### Available records
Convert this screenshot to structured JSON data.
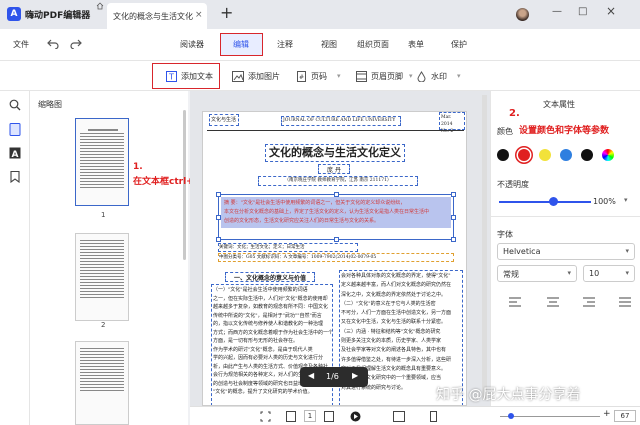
{
  "titlebar": {
    "app_name": "嗨动PDF编辑器",
    "doc_tab_title": "文化的概念与生活文化...",
    "close_glyph": "×",
    "new_tab_glyph": "+",
    "window_minimize": "—",
    "window_maximize": "□",
    "window_close": "×"
  },
  "menubar": {
    "file": "文件",
    "tabs": [
      "阅读器",
      "编辑",
      "注释",
      "视图",
      "组织页面",
      "表单",
      "保护"
    ],
    "active_tab": "编辑"
  },
  "toolbar": {
    "add_text": "添加文本",
    "add_image": "添加图片",
    "page_number": "页码",
    "header_footer": "页眉页脚",
    "watermark": "水印"
  },
  "thumbnails": {
    "title": "缩略图",
    "pages": [
      "1",
      "2"
    ]
  },
  "annotations": {
    "step1_number": "1.",
    "step1_text": "在文本框ctrl+A全选框内文本",
    "step2_number": "2.",
    "step2_text": "设置颜色和字体等参数"
  },
  "document": {
    "header_left": "文化与生活",
    "header_center": "JOURNAL OF CULTURE AND LIFE UNIVERSITY",
    "header_right_line1": "Mar. 2014",
    "header_right_line2": "No. 2",
    "title": "文化的概念与生活文化定义",
    "author": "庞  丹",
    "affiliation": "（南京晓庄学院  教师教育学院，江苏  南京  211171）",
    "abstract_line1": "摘  要：\"文化\"是社会生活中使用频繁的词语之一，但关于文化的定义却众说纷纭，",
    "abstract_line2": "本文在分析文化概念的基础上，界定了生活文化的定义，认为生活文化是指人类在日常生活中",
    "abstract_line3": "创造的文化形态，生活文化研究应关注人们的日常生活与文化的关系。",
    "keywords": "关键词：文化；生活文化；定义；日常生活",
    "classification": "中图分类号：G05    文献标识码：A    文章编号：1009-7902(2014)02-0079-05",
    "section_heading": "一、文化概念的意义与价值",
    "left_col": [
      "（一）\"文化\"是社会生活中使用频繁的词语",
      "之一，但在实际生活中，人们对\"文化\"概念的使用却",
      "越来越多于复杂，如教育的观念有所不同：中国文化",
      "传统中所说的\"文化\"，是相对于\"武功\"\"自然\"而言",
      "的，指以文化传统与修养使人和谐教化的一种治理",
      "方式；而西方的文化概念着眼于作为社会生活中的一个",
      "方面，是一切有形与无形的社会存在。",
      "作为学术的研讨\"文化\"概念，是由于现代人类",
      "学的兴起，因而有必要对人类的历史与文化进行分",
      "析，由此产生与人类的生活方式、价值观念及各种社",
      "会行为规范相关的各种定义，对人们的生活方式、精神",
      "的创造与社会制度等领域的研究也日益增多，形成了",
      "\"文化\"的概念，提升了文化研究的学术价值。"
    ],
    "right_col": [
      "会对各种具体对象的文化概念的界定，使得\"文化\"",
      "定义越来越丰富，而人们对文化概念的研究仍然在",
      "深化之中，文化概念的界定依然处于讨论之中。",
      "（二）\"文化\"的意义在于它与人类的生活密",
      "不可分，人们一方面在生活中创造文化，另一方面",
      "又在文化中生活，文化与生活的联系十分紧密。",
      "（三）内涵 · 特征和结构等\"文化\"概念的研究",
      "则更多关注文化的本质，历史学家、人类学家",
      "及社会学家等对文化的阐述各具特色，其中也有",
      "许多值得借鉴之处，有待进一步深入分析，这些研",
      "究对于我们理解生活文化的概念具有重要意义。",
      "生活文化是文化研究中的一个重要领域，应当",
      "对其进行系统的研究与讨论。"
    ]
  },
  "page_nav": {
    "indicator": "1/6",
    "prev": "◀",
    "next": "▶"
  },
  "right_panel": {
    "title": "文本属性",
    "color_label": "颜色",
    "colors": [
      "#111111",
      "#e02020",
      "#f2e23a",
      "#2f7fe0",
      "#111111"
    ],
    "selected_color": "#e02020",
    "opacity_label": "不透明度",
    "opacity_value": "100%",
    "opacity_fraction": 1.0,
    "font_label": "字体",
    "font_name": "Helvetica",
    "font_style": "常规",
    "font_size": "10"
  },
  "statusbar": {
    "page_field": "1",
    "zoom_value": "67"
  },
  "watermark": "知乎 @屁大点事分享着"
}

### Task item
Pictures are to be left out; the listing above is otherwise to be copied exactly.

### Answer box
Convert this screenshot to structured JSON data.
{
  "titlebar": {
    "app_name": "嗨动PDF编辑器",
    "doc_tab_title": "文化的概念与生活文化...",
    "close_glyph": "×",
    "new_tab_glyph": "+",
    "window_minimize": "—",
    "window_maximize": "□",
    "window_close": "×"
  },
  "menubar": {
    "file": "文件",
    "tabs": [
      "阅读器",
      "编辑",
      "注释",
      "视图",
      "组织页面",
      "表单",
      "保护"
    ],
    "active_tab": "编辑"
  },
  "toolbar": {
    "add_text": "添加文本",
    "add_image": "添加图片",
    "page_number": "页码",
    "header_footer": "页眉页脚",
    "watermark": "水印"
  },
  "thumbnails": {
    "title": "缩略图",
    "pages": [
      "1",
      "2"
    ]
  },
  "annotations": {
    "step1_number": "1.",
    "step1_text": "在文本框ctrl+A全选框内文本",
    "step2_number": "2.",
    "step2_text": "设置颜色和字体等参数"
  },
  "document": {
    "header_left": "文化与生活",
    "header_center": "JOURNAL OF CULTURE AND LIFE UNIVERSITY",
    "header_right_line1": "Mar. 2014",
    "header_right_line2": "No. 2",
    "title": "文化的概念与生活文化定义",
    "author": "庞  丹",
    "affiliation": "（南京晓庄学院  教师教育学院，江苏  南京  211171）",
    "abstract_line1": "摘  要：\"文化\"是社会生活中使用频繁的词语之一，但关于文化的定义却众说纷纭，",
    "abstract_line2": "本文在分析文化概念的基础上，界定了生活文化的定义，认为生活文化是指人类在日常生活中",
    "abstract_line3": "创造的文化形态，生活文化研究应关注人们的日常生活与文化的关系。",
    "keywords": "关键词：文化；生活文化；定义；日常生活",
    "classification": "中图分类号：G05    文献标识码：A    文章编号：1009-7902(2014)02-0079-05",
    "section_heading": "一、文化概念的意义与价值",
    "left_col": [
      "（一）\"文化\"是社会生活中使用频繁的词语",
      "之一，但在实际生活中，人们对\"文化\"概念的使用却",
      "越来越多于复杂，如教育的观念有所不同：中国文化",
      "传统中所说的\"文化\"，是相对于\"武功\"\"自然\"而言",
      "的，指以文化传统与修养使人和谐教化的一种治理",
      "方式；而西方的文化概念着眼于作为社会生活中的一个",
      "方面，是一切有形与无形的社会存在。",
      "作为学术的研讨\"文化\"概念，是由于现代人类",
      "学的兴起，因而有必要对人类的历史与文化进行分",
      "析，由此产生与人类的生活方式、价值观念及各种社",
      "会行为规范相关的各种定义，对人们的生活方式、精神",
      "的创造与社会制度等领域的研究也日益增多，形成了",
      "\"文化\"的概念，提升了文化研究的学术价值。"
    ],
    "right_col": [
      "会对各种具体对象的文化概念的界定，使得\"文化\"",
      "定义越来越丰富，而人们对文化概念的研究仍然在",
      "深化之中，文化概念的界定依然处于讨论之中。",
      "（二）\"文化\"的意义在于它与人类的生活密",
      "不可分，人们一方面在生活中创造文化，另一方面",
      "又在文化中生活，文化与生活的联系十分紧密。",
      "（三）内涵 · 特征和结构等\"文化\"概念的研究",
      "则更多关注文化的本质，历史学家、人类学家",
      "及社会学家等对文化的阐述各具特色，其中也有",
      "许多值得借鉴之处，有待进一步深入分析，这些研",
      "究对于我们理解生活文化的概念具有重要意义。",
      "生活文化是文化研究中的一个重要领域，应当",
      "对其进行系统的研究与讨论。"
    ]
  },
  "page_nav": {
    "indicator": "1/6",
    "prev": "◀",
    "next": "▶"
  },
  "right_panel": {
    "title": "文本属性",
    "color_label": "颜色",
    "colors": [
      "#111111",
      "#e02020",
      "#f2e23a",
      "#2f7fe0",
      "#111111"
    ],
    "selected_color": "#e02020",
    "opacity_label": "不透明度",
    "opacity_value": "100%",
    "opacity_fraction": 1.0,
    "font_label": "字体",
    "font_name": "Helvetica",
    "font_style": "常规",
    "font_size": "10"
  },
  "statusbar": {
    "page_field": "1",
    "zoom_value": "67"
  },
  "watermark": "知乎 @屁大点事分享着"
}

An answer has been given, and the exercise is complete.